A rating system is used – green for strong, yellow for satisfactory and red for needs improvement – to evaluate all their leaders on these traits. The goal is not to pick out winners and losers but to get everyone working on improving their weakest trait. Even Immelt himself is working on a red trait (decisive, clear thinking).
Of this he says, “One of the things I’ve learned from experience is that you can run a productivity company and not give a lot of straight ‘yes’ or ‘no’ answers. You can make your base costs by cutting everybody by 10% and you can do okay for a long time that way. But you can’t drive a growth company by cutting everyone by 10%. You have to make higher level moves and take clear, decisive decisions.”
Now there’s a rarity – a CEO that admits to needing to improve his/her decision making ability.
GE’s approach to leadership development has also shifted to allow executives to stay in positions long enough to gain the domain knowledge needed to see through growth initiatives. As Immelt puts it, “The focus of organic growth is going to require people to stay in jobs longer. You can’t plant a tree and see it grow in a year. This is very counter-cultural in our organization where building a career has always meant packing your bags every 18 months. Going forward, you will have more jobs that last five years.” He added,”The places where we have churned people, we’ve failed.”
If you want to achieve growth the old fashioned way then take heed – continuity counts.
In the end, Immelt believes it’s his responsibility to help the organization forge a deep connection to GE’s organic growth goals. He says, “Achieving this kind of growth depends on making it the personal mission of everyone here. If we want, we can cloak ourselves in the myth of the professional manager and hide any problem in the process flowchart. But if I want people to take more risks, solve bigger problems, and grow the business in a way that’s never been done before, I have to make it personal.”
Making it personal – when you boil it down to its essence, this is one of the most important differentiators of great leadership. While there is no guarantee Immelt will succeed in this pursuit, organizational leaders everywhere would be wise to emulate him.
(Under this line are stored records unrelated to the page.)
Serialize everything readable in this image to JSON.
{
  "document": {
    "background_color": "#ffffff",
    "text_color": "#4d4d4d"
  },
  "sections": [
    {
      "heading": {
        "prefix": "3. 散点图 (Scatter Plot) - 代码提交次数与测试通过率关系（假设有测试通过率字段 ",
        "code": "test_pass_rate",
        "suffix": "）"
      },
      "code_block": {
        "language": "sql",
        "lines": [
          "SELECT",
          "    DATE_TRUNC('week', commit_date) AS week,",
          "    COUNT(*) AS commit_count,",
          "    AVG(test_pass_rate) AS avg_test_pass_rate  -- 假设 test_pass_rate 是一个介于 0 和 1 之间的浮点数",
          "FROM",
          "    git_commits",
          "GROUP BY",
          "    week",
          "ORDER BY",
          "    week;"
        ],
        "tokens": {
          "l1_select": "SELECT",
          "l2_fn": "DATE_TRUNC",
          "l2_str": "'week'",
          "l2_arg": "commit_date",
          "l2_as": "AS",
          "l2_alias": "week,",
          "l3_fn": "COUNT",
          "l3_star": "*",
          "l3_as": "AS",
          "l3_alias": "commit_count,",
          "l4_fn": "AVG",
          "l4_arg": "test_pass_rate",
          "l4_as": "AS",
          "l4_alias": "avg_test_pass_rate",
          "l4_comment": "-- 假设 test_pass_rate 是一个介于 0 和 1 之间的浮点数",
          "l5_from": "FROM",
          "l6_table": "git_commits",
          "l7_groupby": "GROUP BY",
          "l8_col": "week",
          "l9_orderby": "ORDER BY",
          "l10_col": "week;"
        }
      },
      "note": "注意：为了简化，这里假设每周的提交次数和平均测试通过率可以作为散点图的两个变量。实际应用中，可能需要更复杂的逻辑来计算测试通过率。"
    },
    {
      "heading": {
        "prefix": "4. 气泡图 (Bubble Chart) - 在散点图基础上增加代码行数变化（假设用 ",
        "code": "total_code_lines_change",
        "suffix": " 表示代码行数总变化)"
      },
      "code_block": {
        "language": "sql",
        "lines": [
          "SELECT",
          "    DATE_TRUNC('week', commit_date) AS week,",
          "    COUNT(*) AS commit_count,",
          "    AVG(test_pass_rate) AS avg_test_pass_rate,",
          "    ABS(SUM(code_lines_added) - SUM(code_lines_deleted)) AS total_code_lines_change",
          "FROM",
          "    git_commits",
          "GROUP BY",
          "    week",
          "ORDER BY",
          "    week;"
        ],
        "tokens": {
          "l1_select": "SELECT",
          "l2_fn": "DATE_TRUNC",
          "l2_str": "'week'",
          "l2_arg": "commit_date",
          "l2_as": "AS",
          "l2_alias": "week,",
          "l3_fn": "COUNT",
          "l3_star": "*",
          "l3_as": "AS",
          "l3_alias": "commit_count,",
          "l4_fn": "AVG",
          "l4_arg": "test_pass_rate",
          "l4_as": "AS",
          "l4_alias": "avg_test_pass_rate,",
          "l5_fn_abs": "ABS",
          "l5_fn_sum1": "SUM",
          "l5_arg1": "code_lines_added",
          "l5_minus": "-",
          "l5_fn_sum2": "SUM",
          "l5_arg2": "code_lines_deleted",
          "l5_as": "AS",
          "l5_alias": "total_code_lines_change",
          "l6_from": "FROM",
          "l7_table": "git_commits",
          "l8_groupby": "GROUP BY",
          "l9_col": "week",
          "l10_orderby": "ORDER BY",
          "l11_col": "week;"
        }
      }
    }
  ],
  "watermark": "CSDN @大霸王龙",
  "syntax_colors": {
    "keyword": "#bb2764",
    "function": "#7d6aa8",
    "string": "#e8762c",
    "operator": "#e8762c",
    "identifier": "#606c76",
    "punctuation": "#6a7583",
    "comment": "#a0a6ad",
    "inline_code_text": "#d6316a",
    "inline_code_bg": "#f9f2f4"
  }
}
Is your company pursuing a strategy to produce organic growth? If so, what is it doing to enable employees to fulfill this mission? Please e-mail Tony DiRomualdo at email@example.com to share your experiences and perspectives.